** Opening RECORDS FOR THIS TASK block **

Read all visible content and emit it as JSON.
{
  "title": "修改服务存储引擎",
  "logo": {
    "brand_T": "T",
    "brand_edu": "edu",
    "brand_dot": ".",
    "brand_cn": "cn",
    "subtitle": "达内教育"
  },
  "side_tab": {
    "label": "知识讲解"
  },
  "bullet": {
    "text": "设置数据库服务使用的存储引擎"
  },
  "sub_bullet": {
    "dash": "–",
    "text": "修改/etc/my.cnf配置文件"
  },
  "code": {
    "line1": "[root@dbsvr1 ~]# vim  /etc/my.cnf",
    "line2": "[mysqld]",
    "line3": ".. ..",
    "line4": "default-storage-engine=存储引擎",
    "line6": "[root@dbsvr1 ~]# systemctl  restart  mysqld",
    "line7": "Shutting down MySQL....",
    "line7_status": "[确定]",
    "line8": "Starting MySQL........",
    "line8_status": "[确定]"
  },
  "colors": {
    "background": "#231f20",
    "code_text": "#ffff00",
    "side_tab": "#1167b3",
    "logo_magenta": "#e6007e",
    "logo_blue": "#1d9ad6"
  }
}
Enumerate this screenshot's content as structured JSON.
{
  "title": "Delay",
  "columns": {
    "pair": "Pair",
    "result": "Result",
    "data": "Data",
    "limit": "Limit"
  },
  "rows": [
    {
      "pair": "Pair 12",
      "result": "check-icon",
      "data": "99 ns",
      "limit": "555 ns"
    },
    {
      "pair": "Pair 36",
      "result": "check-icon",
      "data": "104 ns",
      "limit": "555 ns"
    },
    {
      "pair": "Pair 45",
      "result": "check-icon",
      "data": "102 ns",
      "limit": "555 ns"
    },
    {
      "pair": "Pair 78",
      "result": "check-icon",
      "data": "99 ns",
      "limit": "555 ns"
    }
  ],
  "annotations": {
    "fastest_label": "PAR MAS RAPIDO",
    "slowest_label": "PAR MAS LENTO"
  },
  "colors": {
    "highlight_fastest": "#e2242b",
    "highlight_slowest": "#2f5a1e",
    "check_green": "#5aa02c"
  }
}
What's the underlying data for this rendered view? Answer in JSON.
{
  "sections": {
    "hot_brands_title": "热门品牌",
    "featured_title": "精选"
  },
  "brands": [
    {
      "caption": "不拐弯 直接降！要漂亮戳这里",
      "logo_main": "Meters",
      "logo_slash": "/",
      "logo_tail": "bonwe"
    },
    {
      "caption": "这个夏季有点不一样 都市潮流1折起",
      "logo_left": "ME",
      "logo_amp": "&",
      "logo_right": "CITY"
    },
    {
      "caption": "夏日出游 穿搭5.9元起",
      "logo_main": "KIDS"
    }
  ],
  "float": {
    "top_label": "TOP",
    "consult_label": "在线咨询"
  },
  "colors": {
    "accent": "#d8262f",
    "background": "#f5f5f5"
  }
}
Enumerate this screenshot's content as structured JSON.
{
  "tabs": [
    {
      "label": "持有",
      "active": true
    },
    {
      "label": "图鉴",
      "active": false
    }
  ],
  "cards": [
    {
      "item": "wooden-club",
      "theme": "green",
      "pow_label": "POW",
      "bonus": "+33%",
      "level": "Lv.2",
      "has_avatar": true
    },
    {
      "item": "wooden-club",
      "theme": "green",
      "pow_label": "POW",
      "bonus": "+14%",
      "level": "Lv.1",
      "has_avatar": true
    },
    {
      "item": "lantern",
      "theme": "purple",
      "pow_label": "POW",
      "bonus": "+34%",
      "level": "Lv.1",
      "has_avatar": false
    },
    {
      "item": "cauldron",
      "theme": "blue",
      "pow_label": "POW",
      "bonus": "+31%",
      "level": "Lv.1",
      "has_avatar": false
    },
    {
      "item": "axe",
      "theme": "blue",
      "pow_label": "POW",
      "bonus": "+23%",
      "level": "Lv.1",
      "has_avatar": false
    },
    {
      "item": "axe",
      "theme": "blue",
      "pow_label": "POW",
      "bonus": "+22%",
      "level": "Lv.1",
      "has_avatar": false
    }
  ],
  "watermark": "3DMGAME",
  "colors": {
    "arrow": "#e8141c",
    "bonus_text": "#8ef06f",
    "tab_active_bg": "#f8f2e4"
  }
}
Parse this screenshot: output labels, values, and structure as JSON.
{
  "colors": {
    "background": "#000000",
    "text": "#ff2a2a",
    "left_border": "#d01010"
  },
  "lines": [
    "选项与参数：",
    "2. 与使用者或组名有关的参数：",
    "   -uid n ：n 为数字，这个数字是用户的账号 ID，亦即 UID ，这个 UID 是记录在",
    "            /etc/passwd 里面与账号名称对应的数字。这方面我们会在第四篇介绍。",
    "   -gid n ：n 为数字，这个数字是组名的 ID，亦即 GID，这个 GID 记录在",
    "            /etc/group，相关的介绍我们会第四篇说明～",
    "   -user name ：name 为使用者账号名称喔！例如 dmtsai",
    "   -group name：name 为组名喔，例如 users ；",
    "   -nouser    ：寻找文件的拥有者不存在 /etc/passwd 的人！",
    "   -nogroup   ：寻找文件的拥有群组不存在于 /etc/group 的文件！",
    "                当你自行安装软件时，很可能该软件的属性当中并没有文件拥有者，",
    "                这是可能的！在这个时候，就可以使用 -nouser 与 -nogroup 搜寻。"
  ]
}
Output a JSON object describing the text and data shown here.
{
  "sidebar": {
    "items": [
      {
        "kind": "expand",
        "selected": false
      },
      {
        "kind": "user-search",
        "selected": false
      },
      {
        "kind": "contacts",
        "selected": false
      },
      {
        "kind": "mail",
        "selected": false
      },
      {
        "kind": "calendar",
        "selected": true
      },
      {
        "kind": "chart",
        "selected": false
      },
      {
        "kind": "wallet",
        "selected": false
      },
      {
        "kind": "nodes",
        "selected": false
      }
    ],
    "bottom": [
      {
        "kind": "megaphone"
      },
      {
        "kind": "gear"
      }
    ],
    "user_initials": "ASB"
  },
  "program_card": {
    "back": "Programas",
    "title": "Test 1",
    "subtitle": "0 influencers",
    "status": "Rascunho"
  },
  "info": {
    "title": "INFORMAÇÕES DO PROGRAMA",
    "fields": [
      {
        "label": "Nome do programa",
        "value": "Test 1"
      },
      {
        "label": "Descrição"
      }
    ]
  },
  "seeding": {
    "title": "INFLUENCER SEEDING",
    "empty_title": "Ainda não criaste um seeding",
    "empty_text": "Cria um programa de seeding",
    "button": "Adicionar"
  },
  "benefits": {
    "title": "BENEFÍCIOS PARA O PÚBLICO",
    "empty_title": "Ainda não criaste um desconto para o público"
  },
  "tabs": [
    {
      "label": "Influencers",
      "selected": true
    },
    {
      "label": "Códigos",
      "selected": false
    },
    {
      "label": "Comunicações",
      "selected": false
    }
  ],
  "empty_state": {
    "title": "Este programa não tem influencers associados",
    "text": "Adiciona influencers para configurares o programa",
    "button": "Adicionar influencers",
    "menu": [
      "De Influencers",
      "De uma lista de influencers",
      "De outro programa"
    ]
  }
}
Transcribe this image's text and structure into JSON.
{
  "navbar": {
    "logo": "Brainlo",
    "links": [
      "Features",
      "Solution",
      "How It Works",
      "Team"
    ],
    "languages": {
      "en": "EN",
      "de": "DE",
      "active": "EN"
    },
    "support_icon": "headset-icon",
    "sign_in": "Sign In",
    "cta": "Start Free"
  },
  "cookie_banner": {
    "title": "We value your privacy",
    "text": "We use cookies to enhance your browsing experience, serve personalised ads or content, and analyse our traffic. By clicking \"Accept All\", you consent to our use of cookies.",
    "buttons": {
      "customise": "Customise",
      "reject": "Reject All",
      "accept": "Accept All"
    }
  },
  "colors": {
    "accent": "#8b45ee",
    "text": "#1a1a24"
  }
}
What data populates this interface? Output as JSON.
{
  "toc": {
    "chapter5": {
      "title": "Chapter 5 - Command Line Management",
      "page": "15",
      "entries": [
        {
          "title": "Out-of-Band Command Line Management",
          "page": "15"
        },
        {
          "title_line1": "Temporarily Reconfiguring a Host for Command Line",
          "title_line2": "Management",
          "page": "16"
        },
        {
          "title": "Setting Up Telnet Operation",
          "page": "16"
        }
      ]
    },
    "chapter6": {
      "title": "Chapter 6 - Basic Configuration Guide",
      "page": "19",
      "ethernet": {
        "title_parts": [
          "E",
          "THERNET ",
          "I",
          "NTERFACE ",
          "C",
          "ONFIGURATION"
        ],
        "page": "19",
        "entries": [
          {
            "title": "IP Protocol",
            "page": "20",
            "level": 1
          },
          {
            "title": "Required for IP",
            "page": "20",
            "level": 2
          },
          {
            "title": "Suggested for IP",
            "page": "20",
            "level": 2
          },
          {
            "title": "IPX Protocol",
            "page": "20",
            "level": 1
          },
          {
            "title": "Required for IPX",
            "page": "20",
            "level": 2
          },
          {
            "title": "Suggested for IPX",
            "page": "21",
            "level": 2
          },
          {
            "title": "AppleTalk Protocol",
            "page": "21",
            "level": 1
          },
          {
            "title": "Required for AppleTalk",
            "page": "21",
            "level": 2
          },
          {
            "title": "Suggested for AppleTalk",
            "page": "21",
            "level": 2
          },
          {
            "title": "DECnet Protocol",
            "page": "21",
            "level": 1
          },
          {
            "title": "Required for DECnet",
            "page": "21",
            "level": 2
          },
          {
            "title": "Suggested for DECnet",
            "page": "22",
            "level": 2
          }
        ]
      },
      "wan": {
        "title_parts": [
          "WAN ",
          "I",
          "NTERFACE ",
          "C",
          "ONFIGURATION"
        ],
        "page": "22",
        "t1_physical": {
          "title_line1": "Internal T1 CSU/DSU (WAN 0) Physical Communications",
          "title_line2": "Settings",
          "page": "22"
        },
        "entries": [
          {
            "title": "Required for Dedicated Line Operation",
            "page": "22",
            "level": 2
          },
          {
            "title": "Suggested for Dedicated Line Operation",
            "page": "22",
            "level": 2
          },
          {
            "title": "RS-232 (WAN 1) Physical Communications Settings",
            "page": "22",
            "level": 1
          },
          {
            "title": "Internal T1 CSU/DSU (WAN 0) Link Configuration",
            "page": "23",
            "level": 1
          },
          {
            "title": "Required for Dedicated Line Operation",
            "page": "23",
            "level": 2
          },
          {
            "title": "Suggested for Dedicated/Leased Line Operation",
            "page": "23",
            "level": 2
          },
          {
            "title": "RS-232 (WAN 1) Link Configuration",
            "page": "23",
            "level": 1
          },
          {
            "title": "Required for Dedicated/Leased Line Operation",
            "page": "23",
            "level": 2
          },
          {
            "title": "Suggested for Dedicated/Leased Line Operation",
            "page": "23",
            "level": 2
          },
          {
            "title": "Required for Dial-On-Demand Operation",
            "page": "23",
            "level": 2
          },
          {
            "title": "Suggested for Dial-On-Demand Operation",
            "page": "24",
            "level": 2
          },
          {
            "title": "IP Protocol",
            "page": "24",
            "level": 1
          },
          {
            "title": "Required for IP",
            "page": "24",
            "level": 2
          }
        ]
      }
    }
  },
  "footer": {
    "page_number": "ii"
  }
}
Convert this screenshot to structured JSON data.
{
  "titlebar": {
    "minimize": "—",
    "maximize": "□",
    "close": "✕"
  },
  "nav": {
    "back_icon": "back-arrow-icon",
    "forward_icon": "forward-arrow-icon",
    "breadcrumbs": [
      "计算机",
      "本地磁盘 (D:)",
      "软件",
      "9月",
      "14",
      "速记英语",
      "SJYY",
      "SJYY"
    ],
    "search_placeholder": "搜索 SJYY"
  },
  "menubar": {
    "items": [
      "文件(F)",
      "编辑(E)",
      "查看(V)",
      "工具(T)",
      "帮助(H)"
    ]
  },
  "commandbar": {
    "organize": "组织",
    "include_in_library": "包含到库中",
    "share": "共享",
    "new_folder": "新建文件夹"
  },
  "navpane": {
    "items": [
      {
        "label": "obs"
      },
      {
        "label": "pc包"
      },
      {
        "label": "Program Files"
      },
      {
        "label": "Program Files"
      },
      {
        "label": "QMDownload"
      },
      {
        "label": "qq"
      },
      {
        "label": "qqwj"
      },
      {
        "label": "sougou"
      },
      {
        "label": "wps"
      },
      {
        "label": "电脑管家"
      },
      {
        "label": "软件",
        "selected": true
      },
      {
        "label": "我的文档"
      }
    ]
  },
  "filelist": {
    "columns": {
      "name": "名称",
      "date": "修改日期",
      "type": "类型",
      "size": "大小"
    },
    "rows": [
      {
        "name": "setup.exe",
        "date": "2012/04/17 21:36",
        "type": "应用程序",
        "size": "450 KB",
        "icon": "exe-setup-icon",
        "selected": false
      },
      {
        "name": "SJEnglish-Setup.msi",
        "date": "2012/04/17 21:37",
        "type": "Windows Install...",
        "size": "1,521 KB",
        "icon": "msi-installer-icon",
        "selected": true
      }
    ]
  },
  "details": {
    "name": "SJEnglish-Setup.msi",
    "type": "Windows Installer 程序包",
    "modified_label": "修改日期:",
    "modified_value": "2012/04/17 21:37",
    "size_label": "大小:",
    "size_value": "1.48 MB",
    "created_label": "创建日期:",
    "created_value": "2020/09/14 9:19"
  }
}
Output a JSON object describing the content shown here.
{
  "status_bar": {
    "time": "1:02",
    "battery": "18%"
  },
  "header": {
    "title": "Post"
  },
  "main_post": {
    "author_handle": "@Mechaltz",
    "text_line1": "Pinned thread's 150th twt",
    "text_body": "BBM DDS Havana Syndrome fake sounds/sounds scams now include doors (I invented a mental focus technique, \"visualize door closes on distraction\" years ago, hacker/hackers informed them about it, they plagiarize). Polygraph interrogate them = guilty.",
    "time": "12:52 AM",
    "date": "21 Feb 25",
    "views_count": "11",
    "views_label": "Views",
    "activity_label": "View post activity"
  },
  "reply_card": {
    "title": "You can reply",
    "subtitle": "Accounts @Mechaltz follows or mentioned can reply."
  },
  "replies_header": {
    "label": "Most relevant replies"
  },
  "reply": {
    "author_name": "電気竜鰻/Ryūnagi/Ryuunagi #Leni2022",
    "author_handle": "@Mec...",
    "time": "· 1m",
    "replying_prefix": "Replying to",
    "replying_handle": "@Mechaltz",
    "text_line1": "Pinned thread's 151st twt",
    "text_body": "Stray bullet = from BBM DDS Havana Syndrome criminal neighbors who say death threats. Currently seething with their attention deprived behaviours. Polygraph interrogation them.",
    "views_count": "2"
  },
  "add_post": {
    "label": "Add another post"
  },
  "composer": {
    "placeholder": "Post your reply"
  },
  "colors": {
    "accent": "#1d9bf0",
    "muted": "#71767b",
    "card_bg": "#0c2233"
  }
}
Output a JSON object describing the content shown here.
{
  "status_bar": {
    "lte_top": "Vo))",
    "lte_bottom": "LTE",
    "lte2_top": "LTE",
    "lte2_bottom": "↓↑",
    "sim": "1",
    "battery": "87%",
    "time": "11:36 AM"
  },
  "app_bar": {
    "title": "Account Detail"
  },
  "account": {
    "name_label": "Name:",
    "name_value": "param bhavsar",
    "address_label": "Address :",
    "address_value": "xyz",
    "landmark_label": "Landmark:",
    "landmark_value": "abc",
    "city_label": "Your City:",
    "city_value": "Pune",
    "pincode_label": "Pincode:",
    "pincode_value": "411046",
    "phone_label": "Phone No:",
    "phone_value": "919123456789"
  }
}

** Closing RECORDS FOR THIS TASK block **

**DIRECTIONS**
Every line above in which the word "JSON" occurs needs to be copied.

**TASK RESPONSE**
Read all visible content and emit it as JSON.
Enumerate this screenshot's content as structured JSON.
What's the underlying data for this rendered view? Answer in JSON.
Enumerate this screenshot's content as structured JSON.
Parse this screenshot: output labels, values, and structure as JSON.
Output a JSON object describing the text and data shown here.
Transcribe this image's text and structure into JSON.
What data populates this interface? Output as JSON.
Convert this screenshot to structured JSON data.
Output a JSON object describing the content shown here.
Output a JSON object describing the content shown here.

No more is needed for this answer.